Virginia Christmas trees rank among nation’s Top 10
Each year, more than 30 million American households celebrate the holidays with a fresh, farm-grown Christmas tree. With 478,069 trees harvested in 2012—ranking them seventh nationwide—Virginia Christmas tree farmers are contributing significantly to the holiday tradition.
“We’ve got plenty of Christmas trees in Virginia,” said Sue Bostic, who grows trees on her family’s Craig County farm. Each year, up to 1,400 customers choose and cut their own Christmas tree at Joe’s Trees. The Bostics have been growing Christmas trees since 1962 and started their choose-and-cut operation in 1993.
Despite the dry summer, Bostic said it’s been a good year for Christmas trees because of the rainy fall. More moisture in the ground means the trees will stay fresh longer after they are cut.
Grayson County Christmas tree grower Kevin Thompson is anticipating a good harvest as well. He grows about 65,000 Fraser firs and sells them to retail operations throughout Virginia and as far away as Iowa, Louisiana and Florida. “We have good, quality trees in Virginia,” Thompson said.
Bostic agreed. Her family grows 75,000 trees from seedlings to 14-foot specimens. They’ve planted Fraser fir as well as concolor and Canaan firs, white pines and spruce trees.

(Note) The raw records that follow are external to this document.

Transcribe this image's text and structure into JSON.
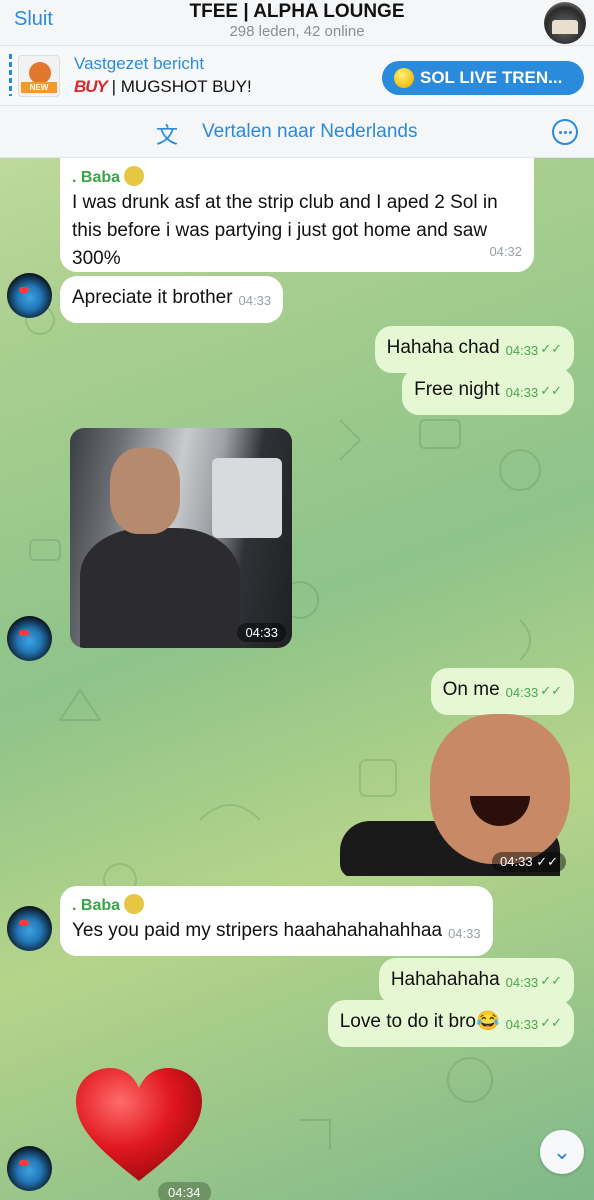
{
  "header": {
    "close_label": "Sluit",
    "title": "TFEE | ALPHA LOUNGE",
    "subtitle": "298 leden, 42 online"
  },
  "pinned": {
    "label": "Vastgezet bericht",
    "thumb_tag": "NEW BUY",
    "buy_word": "BUY",
    "text": " | MUGSHOT BUY!",
    "button_label": "SOL LIVE TREN..."
  },
  "translate": {
    "label": "Vertalen naar Nederlands"
  },
  "messages": [
    {
      "sender": ". Baba",
      "text": "I was drunk asf at the strip club and I aped 2 Sol in this before i was partying i just got home and saw 300%",
      "time": "04:32"
    },
    {
      "text": "Apreciate it brother",
      "time": "04:33"
    },
    {
      "text": "Hahaha chad",
      "time": "04:33"
    },
    {
      "text": "Free night",
      "time": "04:33"
    },
    {
      "media": "car-laughing-photo",
      "time": "04:33"
    },
    {
      "text": "On me",
      "time": "04:33"
    },
    {
      "media": "laughing-man-sticker",
      "time": "04:33"
    },
    {
      "sender": ". Baba",
      "text": "Yes you paid my stripers haahahahahahhaa",
      "time": "04:33"
    },
    {
      "text": "Hahahahaha",
      "time": "04:33"
    },
    {
      "text": "Love to do it bro😂",
      "time": "04:33"
    },
    {
      "media": "red-heart",
      "time": "04:34"
    }
  ],
  "icons": {
    "ticks": "✓✓",
    "scroll_down": "⌄"
  }
}
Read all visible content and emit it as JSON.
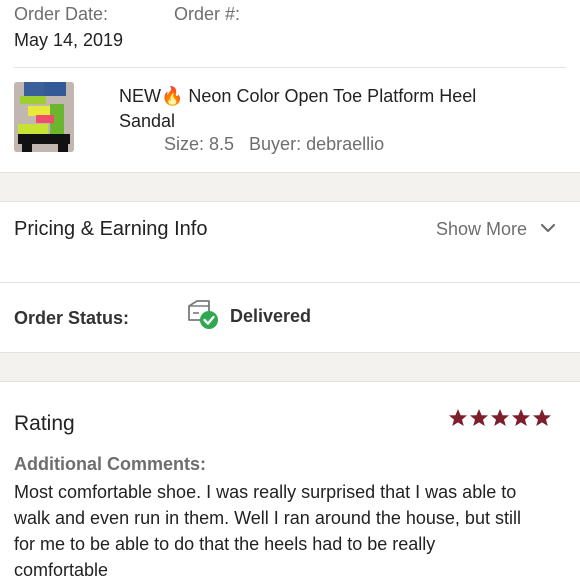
{
  "order": {
    "date_label": "Order Date:",
    "date_value": "May 14, 2019",
    "number_label": "Order #:"
  },
  "item": {
    "title_line1": "NEW🔥 Neon Color Open Toe Platform Heel",
    "title_line2": "Sandal",
    "details": "Size: 8.5   Buyer: debraellio"
  },
  "pricing": {
    "title": "Pricing & Earning Info",
    "show_more": "Show More"
  },
  "status": {
    "label": "Order Status:",
    "value": "Delivered"
  },
  "rating": {
    "title": "Rating",
    "stars": 5,
    "comments_label": "Additional Comments:",
    "comments_lines": [
      "Most comfortable shoe. I was really surprised that I was able to",
      "walk and even run in them. Well I ran around the house, but still",
      "for me to be able to do that the heels had to be really",
      "comfortable"
    ]
  },
  "colors": {
    "accent": "#7c1f2b",
    "delivered_check": "#2fa84f"
  },
  "icons": {
    "chevron": "chevron-down-icon",
    "status": "package-delivered-icon",
    "star": "star-icon"
  }
}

Virginians’ favorites are Fraser firs because the trees shed less than other varieties and because their short needles hold heavy ornaments.
Thompson begins harvesting his trees the first weekend of each November, and Joe’s Trees will open Nov. 20. Bostic said her busiest time is the first weekend in December, and many of her repeat customers have made tree selection a family holiday tradition.
“Sometimes Thanksgiving is the only time everyone gathers, so that’s when they choose and cut their tree.”
Fresh-cut Christmas trees can last for months if you treat them right, Bostic said. Whether you cut your own or buy from a retail lot, the first thing you should do is “cut a half-inch off the stump, and place it in water,” she said. “If you can’t put it in the stand immediately, then let it sit in a bucket of water until you’re ready to place it in the stand.”
After that, the key is to make sure the reservoir in the tree stand stays wet. “If you let it go dry, the trunk forms a pine sap seal and the tree won’t drink any more water,” Bostic said. But keeping the tree watered and away from direct heat sources like a fireplace or wood-burning stove will help keep it fresh throughout the holidays.
“I’ve kept a tree up until March just to see how long it would keep,” Bostic said.
If you can’t cut your own tree, Bostic recommends asking sellers where their trees are from and when they were cut. “If it was cut in Virginia, it will be fresher.”